Check out this video demonstrating 67 throwing techniques with variations:

 

Also check out the video “Real World Judo: Hit Harder with a Throw” (included with an Amazon Prime subscription if you have that):

real-world-judo

4 Fighting Styles Every Fighter Should Know

“Civilized men are more discourteous than savages because they know they can be impolite without having their skulls split, as a general thing.” – Robert E. Howard

“How much can you know about yourself if you’ve never been in a fight?” – Tyler Durden, Fight Club

Most of us will never be put in a situation to have to defend ourselves in our adult life.

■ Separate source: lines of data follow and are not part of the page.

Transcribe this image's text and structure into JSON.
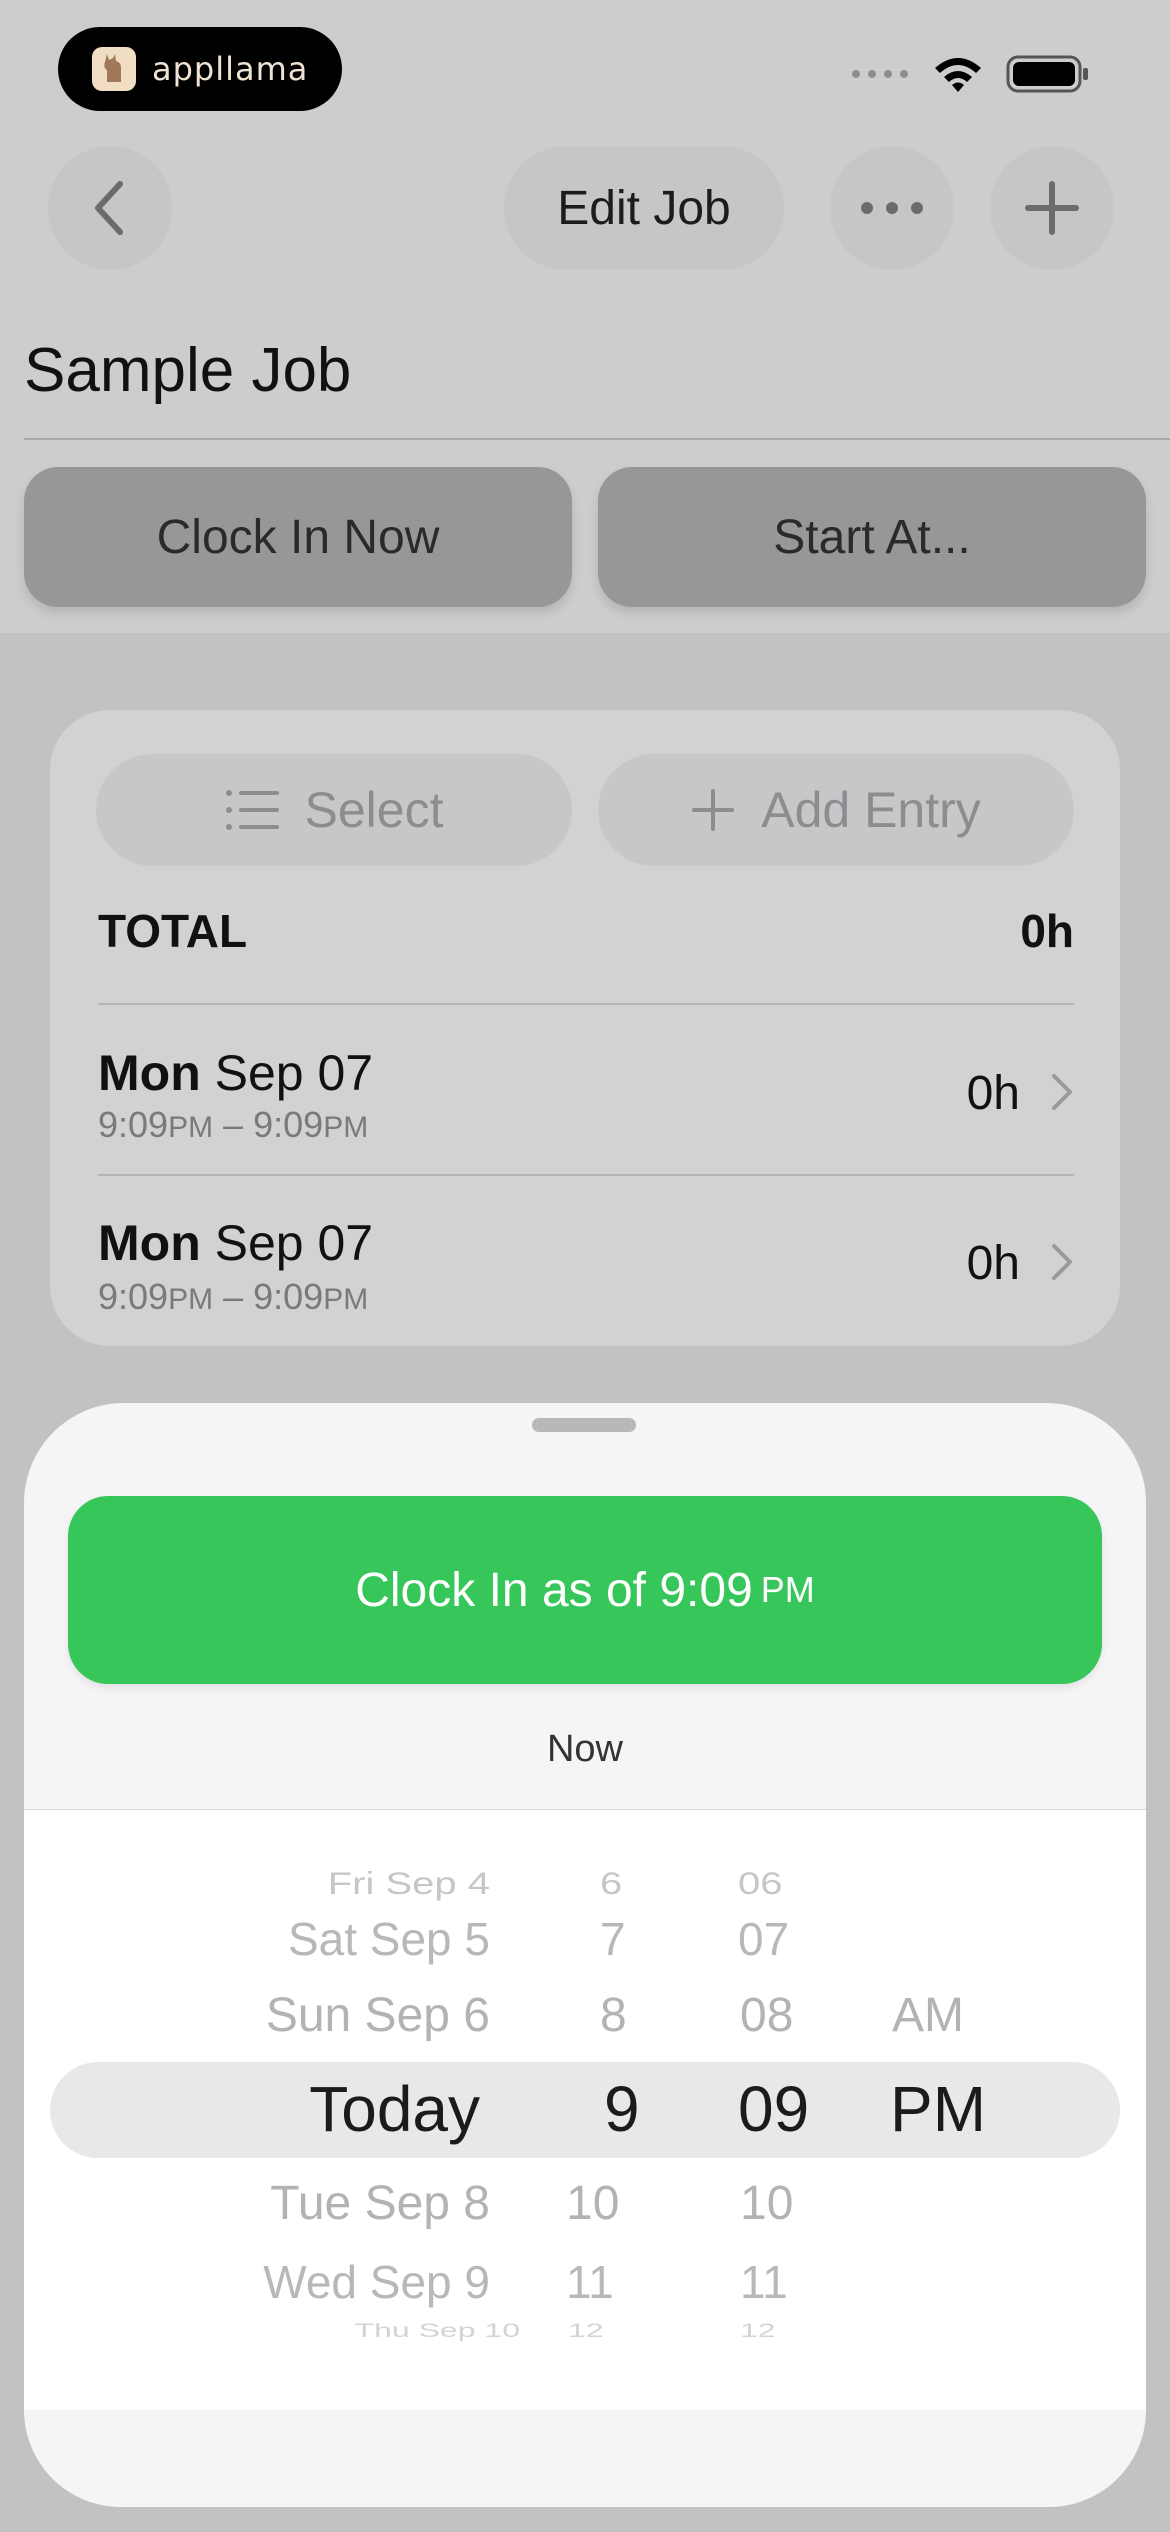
{
  "status_bar": {
    "logo_text": "appllama"
  },
  "nav": {
    "title": "Edit Job"
  },
  "job": {
    "name": "Sample Job",
    "clock_in_now_label": "Clock In Now",
    "start_at_label": "Start At..."
  },
  "card": {
    "select_label": "Select",
    "add_entry_label": "Add Entry",
    "total_label": "TOTAL",
    "total_value": "0h",
    "entries": [
      {
        "day": "Mon",
        "date": "Sep 07",
        "start": "9:09",
        "start_ampm": "PM",
        "sep": "–",
        "end": "9:09",
        "end_ampm": "PM",
        "duration": "0h"
      },
      {
        "day": "Mon",
        "date": "Sep 07",
        "start": "9:09",
        "start_ampm": "PM",
        "sep": "–",
        "end": "9:09",
        "end_ampm": "PM",
        "duration": "0h"
      }
    ]
  },
  "sheet": {
    "clock_in_label": "Clock In as of 9:09",
    "clock_in_ampm": "PM",
    "now_label": "Now",
    "picker": {
      "days": [
        "Fri Sep 4",
        "Sat Sep 5",
        "Sun Sep 6",
        "Today",
        "Tue Sep 8",
        "Wed Sep 9",
        "Thu Sep 10"
      ],
      "hours": [
        "6",
        "7",
        "8",
        "9",
        "10",
        "11",
        "12"
      ],
      "minutes": [
        "06",
        "07",
        "08",
        "09",
        "10",
        "11",
        "12"
      ],
      "ampm": [
        "AM",
        "PM"
      ]
    }
  },
  "colors": {
    "accent_green": "#36C659",
    "background": "#C2C2C4",
    "sheet": "#F5F5F7"
  }
}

Fights are typically relegated to the school yard, or the college bar, but at a certain point life changes and the appeal of throwing fists in polite society loses it’s luster.

Still, this doesn’t relieve us of the responsibility of knowing how to defend ourselves, our loved ones, and those who can’t defend themselves. The chances of needing to get into a physical altercation are generally pretty slim, but it’s better to be a “warrior in a garden than a gardener in a war”.

Learning how to fight is a great way to boost confidence. Knowing you can throw a punch, and take a punch if necessary, can take the anxiety out of any adversarial exchange. There’s evidence that people who know how to fight tend to avoid confrontation just on the basis that they know they don’t need to prove themselves.

There’s also evidence that the more confidence you exude, the less likely you are to be a target of violent crime. Most criminals commit crimes of opportunity. They want the most return on their efforts with the least amount of resistance and risk . How you carry yourself could very well make the difference when a criminal is looking for their next mark.

With the plethora of fighting styles available to learn, which ones should you choose to dive into? There are traditional martial arts such as Karate and Kung Fu, grappling styles, striking styles, and subdivisions in each.

Here are the four fighting styles I think are the most important and effective. Each of these fighting styles has proven themselves to be invaluable in mixed martial arts events. Their effectiveness has been battle tested by their practitioners through countless hours of sparring and refinement.

Continue reading “4 Fighting Styles Every Fighter Should Know”